As with everything, too much of a good thing is problematic as well.   The other end of the spectrum: the intense, hyper-focused child who has to take every AP and ace EVERY test, play every sport(often simultaneously) and ALWAYS finish first, works long hours in after school jobs to buy a new car that an adult professional might envy.  We know that type as well.

As parents and (for me) the pediatrician, we must be on guard for that troubled lifestyle as well. It is essential to teach children as they grow into adolescents and young adulthood the value of ambition and the pitfalls of perfectionism.

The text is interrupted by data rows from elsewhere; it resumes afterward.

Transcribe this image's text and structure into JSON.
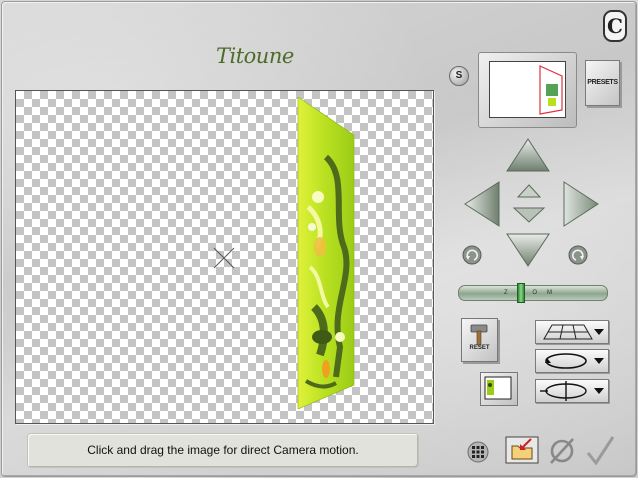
{
  "window": {
    "title": "Titoune",
    "logo_letter": "C"
  },
  "preview": {
    "status_text": "Click and drag the image for direct Camera motion."
  },
  "controls": {
    "s_label": "S",
    "presets_label": "PRESETS",
    "reset_label": "RESET",
    "zoom_label": "ZOOM"
  },
  "colors": {
    "title_green": "#4e6b2a",
    "image_lime": "#b8e020",
    "image_dark": "#4d6b1a",
    "image_orange": "#f0a020",
    "zoom_thumb": "#2e8b2e"
  },
  "icons": {
    "nav": [
      "arrow-up-icon",
      "arrow-left-icon",
      "arrow-right-icon",
      "arrow-down-icon",
      "move-forward-icon",
      "move-back-icon"
    ],
    "rotate": [
      "rotate-left-icon",
      "rotate-right-icon"
    ],
    "modes": [
      "perspective-grid-icon",
      "rotate-loop-icon",
      "spin-axis-icon"
    ],
    "bottom": [
      "grid-icon",
      "open-folder-icon",
      "cancel-icon",
      "ok-check-icon"
    ]
  }
}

The latter causes internalized stress and disruption of normal life functions like rest, relaxation, unstructured recreation, fulfilling family and peer relationships.  Their aspirations(and at times there isn’t even anything specific identified) can become totemic goals that may or may not be attainable but ultimately are largely besides the point.  One need not have all the highest grades to get into a good college and achieve career success.  Athletic scholarships are nice but uncommon, and the vast majority will pay at best a modest portion of college costs.  Over the years I’ve seen many more overuse injuries from hyper-training end young athletic careers than scholarships attainted.

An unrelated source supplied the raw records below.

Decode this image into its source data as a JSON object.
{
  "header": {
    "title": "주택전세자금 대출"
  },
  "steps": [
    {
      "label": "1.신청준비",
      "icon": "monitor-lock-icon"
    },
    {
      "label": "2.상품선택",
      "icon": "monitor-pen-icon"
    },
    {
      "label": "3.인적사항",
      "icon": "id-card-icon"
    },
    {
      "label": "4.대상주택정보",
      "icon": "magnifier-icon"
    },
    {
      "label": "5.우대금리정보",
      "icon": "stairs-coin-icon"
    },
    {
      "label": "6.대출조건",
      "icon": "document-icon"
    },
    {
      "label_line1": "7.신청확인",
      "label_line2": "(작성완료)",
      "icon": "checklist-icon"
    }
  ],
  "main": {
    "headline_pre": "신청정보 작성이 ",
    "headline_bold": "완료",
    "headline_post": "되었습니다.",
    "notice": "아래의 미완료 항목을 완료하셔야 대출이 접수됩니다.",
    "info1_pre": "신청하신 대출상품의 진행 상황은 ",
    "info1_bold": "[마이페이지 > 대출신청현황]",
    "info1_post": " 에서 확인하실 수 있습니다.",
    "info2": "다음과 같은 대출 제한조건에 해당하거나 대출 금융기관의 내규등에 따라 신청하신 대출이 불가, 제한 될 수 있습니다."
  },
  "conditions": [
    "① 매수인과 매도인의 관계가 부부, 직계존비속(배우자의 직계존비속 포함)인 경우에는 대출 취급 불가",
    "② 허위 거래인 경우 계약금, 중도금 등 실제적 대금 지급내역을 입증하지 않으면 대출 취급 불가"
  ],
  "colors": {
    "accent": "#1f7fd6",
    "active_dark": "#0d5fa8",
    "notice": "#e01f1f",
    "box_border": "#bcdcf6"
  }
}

And let’s not forget another fraught psychological component: we as the adults cannot and must not seek to redo our own missed opportunities, disappointments, or failures(or successes!) through them.  We’ve had our youth–its a fool’s errand to try and live their’s.

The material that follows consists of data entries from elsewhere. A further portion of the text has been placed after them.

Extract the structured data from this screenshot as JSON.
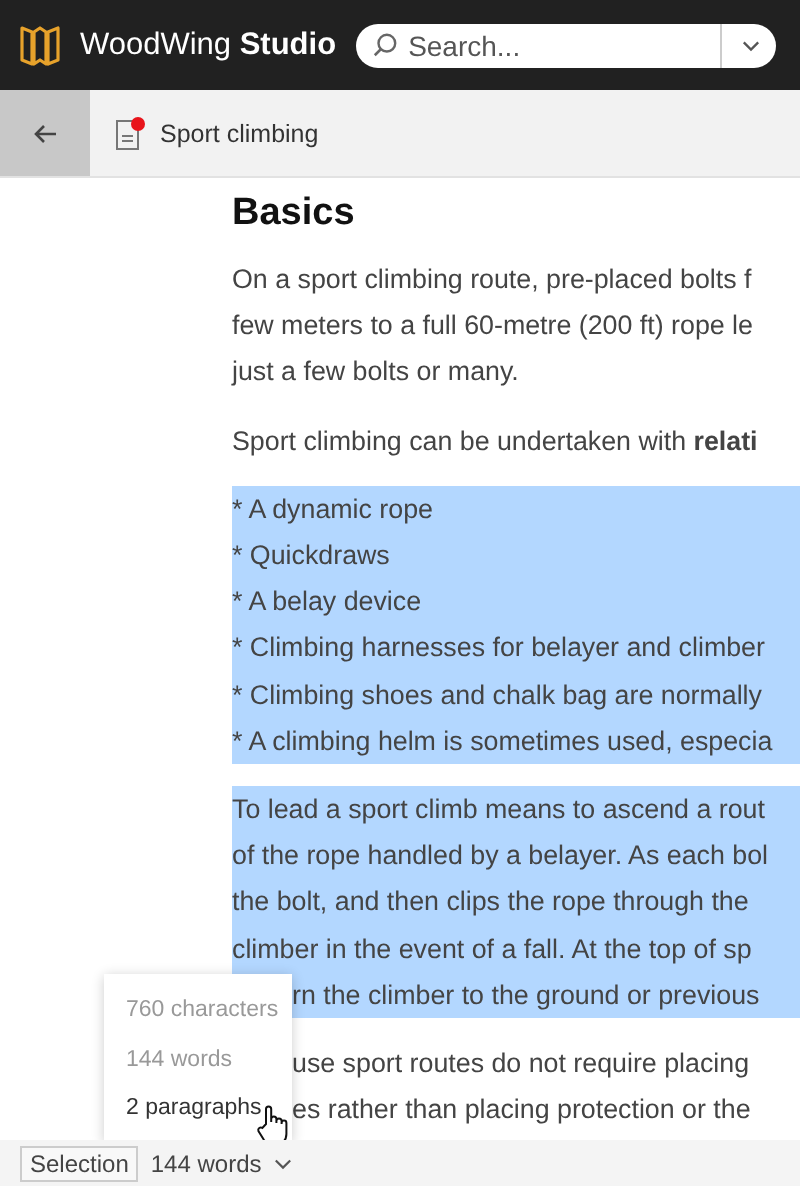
{
  "header": {
    "logo_text": "WoodWing **Studio**",
    "search": {
      "placeholder": "Search..."
    }
  },
  "toolbar": {
    "document_title": "Sport climbing",
    "modified": true
  },
  "content": {
    "heading": "Basics",
    "blocks": [
      {
        "selected": false,
        "lines": [
          {
            "text": "On a sport climbing route, pre-placed bolts f",
            "covered": false
          },
          {
            "text": "few meters to a full 60-metre (200 ft) rope le",
            "covered": false
          },
          {
            "text": "just a few bolts or many.",
            "covered": false
          }
        ]
      },
      {
        "selected": false,
        "lines": [
          {
            "text": "Sport climbing can be undertaken with **relati**",
            "covered": false
          }
        ]
      },
      {
        "selected": true,
        "lines": [
          {
            "text": "* A dynamic rope",
            "covered": false
          },
          {
            "text": "* Quickdraws",
            "covered": false
          },
          {
            "text": "* A belay device",
            "covered": false
          },
          {
            "text": "* Climbing harnesses for belayer and climber",
            "covered": false
          },
          {
            "text": "* Climbing shoes and chalk bag are normally",
            "covered": false
          },
          {
            "text": "* A climbing helm is sometimes used, especia",
            "covered": false
          }
        ]
      },
      {
        "selected": true,
        "lines": [
          {
            "text": "To lead a sport climb means to ascend a rout",
            "covered": false
          },
          {
            "text": "of the rope handled by a belayer. As each bol",
            "covered": false
          },
          {
            "text": "the bolt, and then clips the rope through the",
            "covered": false
          },
          {
            "text": "climber in the event of a fall. At the top of sp",
            "covered": false
          },
          {
            "text": "rn the climber to the ground or previous",
            "covered": true
          }
        ]
      },
      {
        "selected": false,
        "lines": [
          {
            "text": "use sport routes do not require placing",
            "covered": true
          },
          {
            "text": "es rather than placing protection or the",
            "covered": true
          }
        ]
      }
    ]
  },
  "count_menu": {
    "items": [
      {
        "label": "760 characters",
        "hovered": false
      },
      {
        "label": "144 words",
        "hovered": false
      },
      {
        "label": "2 paragraphs",
        "hovered": true
      }
    ]
  },
  "status_bar": {
    "selection_label": "Selection",
    "count": "144 words"
  }
}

So what to do?  A few simple suggestions:

  1. Failure is fine.  Always try your best, but people fail. It happens, it’s a good teacher and a great way to learn fortitude as well as strategies for success next time.
  2. Perspective–have self awareness.  As an example: there are few D1 NCAA basketball players at 5’7″ and NOBODY in the NBA like that now.  So your slick ball handler should try hard but remember those realities. I say: play D3, start a business, make millions and BUY the NBA franchise. Therefore:
  3. Varied interests–play different sports, pursue different interests( music, volunteer). A well balanced life. I hate to admit this, but lighthearted, unfocused entertainment–video games with friends–is OK (moderation!)
  4. Rest–adolescents need > 8 hours sleep nightly. If her day is so crammed that she isn’t sleeping that much MOST NIGHTS she is over-scheduled.  Time to step in and:
  5. Be Parents!!  Teach them specifically the above. Enforce rules that promote those principles as you would to prevent laziness or disrespectfulness. Engage with them and be involved–and NOT only with that (perhaps over) focused sport.
  6. Watch out for warning signs: sleeplessness, fatigue, social withdrawal or isolation,   prolonged bouts of irritability, negativity, or hopelessness, panic attacks, weight loss (especially girls).

I tell my very ambitious teens: don’t go looking too hard for adult responsibilities–they will find you soon enough anyway.  Be a kid: when you are older you’ll want to be one again.

If you have concerns about these tendencies in your children please give me a call.  Thanks for following